Friday, 2 November 2012
Ash die-back – cures far worse than the disease.
Late in the day – probably too late in the day – we have woken up to ash die-back (Chalara fraxinea). Indeed, at last government seems to be taking tree diseases in general more seriously. However, if we fall into panic mode then we could come up with a whole host of “cures” that are far worse than the disease.
The first reaction was to cut and burn infected trees. This could only possibly work if the disease had not progressed far. If caught in time, with just a few trees affected, then there could have been a policy of cutting infected trees and also removing trees in the vicinity in order to prevent spread.

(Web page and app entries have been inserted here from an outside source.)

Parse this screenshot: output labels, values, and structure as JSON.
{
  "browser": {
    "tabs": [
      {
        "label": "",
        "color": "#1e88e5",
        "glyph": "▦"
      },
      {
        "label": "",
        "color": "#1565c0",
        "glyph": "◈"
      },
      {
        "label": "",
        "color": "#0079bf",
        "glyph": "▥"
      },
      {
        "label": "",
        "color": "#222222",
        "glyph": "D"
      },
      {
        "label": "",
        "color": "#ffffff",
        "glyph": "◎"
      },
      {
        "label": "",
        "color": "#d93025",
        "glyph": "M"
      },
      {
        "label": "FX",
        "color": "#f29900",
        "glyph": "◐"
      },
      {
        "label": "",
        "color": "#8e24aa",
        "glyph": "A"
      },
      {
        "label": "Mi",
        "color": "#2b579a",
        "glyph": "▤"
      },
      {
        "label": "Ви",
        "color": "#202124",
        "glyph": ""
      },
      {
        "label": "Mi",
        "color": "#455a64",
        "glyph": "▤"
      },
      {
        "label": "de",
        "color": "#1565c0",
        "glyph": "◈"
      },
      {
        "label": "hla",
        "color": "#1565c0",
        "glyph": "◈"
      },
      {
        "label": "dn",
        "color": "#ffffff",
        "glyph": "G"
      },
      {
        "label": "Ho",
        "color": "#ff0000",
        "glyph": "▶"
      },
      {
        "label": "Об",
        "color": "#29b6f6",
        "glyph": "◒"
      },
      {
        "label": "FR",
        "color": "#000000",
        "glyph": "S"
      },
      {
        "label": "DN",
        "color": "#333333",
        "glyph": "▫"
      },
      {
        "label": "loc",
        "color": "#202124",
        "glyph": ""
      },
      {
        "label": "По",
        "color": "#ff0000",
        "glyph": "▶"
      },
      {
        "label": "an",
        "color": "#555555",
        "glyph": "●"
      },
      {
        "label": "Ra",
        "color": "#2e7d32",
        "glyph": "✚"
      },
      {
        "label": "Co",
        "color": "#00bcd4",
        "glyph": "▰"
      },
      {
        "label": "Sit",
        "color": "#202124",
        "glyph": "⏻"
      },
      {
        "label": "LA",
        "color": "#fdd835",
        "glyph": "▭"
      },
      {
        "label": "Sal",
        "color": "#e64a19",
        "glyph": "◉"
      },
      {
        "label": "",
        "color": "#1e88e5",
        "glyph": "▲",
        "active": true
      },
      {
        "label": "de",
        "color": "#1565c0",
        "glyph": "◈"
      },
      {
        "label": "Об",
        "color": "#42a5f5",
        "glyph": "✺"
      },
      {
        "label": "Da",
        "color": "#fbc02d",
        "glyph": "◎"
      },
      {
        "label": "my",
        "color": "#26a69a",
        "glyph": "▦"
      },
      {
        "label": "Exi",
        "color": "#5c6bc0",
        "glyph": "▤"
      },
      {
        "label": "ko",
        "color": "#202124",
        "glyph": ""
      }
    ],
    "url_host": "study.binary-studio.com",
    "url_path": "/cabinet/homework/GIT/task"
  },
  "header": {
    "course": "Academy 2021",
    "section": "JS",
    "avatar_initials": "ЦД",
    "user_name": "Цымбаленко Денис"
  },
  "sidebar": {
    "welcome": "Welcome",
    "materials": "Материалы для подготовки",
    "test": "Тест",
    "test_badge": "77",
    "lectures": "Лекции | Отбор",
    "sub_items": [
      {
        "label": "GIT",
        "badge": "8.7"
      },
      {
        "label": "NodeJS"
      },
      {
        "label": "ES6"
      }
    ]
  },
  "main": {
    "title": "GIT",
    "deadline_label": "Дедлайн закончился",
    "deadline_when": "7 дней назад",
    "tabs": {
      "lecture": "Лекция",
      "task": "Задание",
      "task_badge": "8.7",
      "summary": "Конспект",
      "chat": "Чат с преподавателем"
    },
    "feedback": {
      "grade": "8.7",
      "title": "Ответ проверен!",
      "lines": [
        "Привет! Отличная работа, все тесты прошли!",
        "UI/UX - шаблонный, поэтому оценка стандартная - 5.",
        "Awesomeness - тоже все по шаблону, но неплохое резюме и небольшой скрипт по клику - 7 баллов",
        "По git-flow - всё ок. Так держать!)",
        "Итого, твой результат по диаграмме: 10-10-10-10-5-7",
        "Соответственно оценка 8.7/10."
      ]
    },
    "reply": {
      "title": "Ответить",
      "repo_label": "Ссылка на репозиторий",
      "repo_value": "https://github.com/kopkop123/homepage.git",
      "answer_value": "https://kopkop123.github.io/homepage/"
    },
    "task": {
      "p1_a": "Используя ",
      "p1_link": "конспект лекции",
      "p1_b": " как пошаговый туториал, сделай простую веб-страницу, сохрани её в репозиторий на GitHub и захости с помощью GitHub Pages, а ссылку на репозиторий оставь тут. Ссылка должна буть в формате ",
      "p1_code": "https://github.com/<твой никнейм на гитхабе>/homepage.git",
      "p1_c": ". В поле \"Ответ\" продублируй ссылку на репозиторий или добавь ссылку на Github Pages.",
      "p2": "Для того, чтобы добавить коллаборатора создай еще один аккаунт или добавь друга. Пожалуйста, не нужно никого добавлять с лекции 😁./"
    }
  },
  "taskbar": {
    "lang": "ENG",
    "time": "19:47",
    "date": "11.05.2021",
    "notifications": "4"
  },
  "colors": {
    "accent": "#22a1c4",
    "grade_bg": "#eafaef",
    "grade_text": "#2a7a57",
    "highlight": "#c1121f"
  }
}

Increasingly, however, the evidence seems to indicate that the disease is now established in the wider countryside, and that spores may be spreading on the wind. The genie may now be out of the bottle. Far from helping, a slash and burn approach now may be counter-productive. Some of our ash trees may have resistance to the disease. If we destroy all ash trees in sight then any new race of resistant ash trees will never emerge. Acres of dead ash trees, killed by the disease, will be bad enough, but a scorched-earth landscape with no chance of ash tree recovery will be far worse.
We are now also seeing the emergence of some most bizarre ideas for a “cure”. Recent news reports suggests that “scientists” have come up with a “cure” and it is only “red tape” that is holding things up. This cure is the aerial spraying of a solution of copper sulphate and nutrients, presented as a modern answer that just requires fast-tracking through trials.
On the contrary, the use of copper sulphate as an anti fungal agent is centuries old – throwing it out of an aeroplane does not make it a new cure and goodness knows what any “trial” might show that we don’t already know! This is a highly damaging broad-spectrum fungus-killer. It will kill a wide range of fungi, could well persist in the soil and might fundamentally damage woodland ecosystems. Our under-rated fungi are the engines of woodland ecology. They recycle all the nutrients, form soil and enable plants to grow. Without them our environment would simply not work. Tipping chemicals into woods in the hope of curing ash die-back is about as likely to be helpful as is randomly jamming a screwdriver into the back of a computer. Indeed it is quite possible that we are seeing an increase in diseases because our fungal flora is already unhealthy. The broad-spectrum killing of more fungi is not the answer.
This underlines the point that government needs to take proper advice on this subject from people who know something about woodland ecology. They should not simply fall for any wacky knee-jerk reaction.
In the end I suspect that the only sensible course now is to let nature take its course and try to encourage a new generation of resistant ash trees.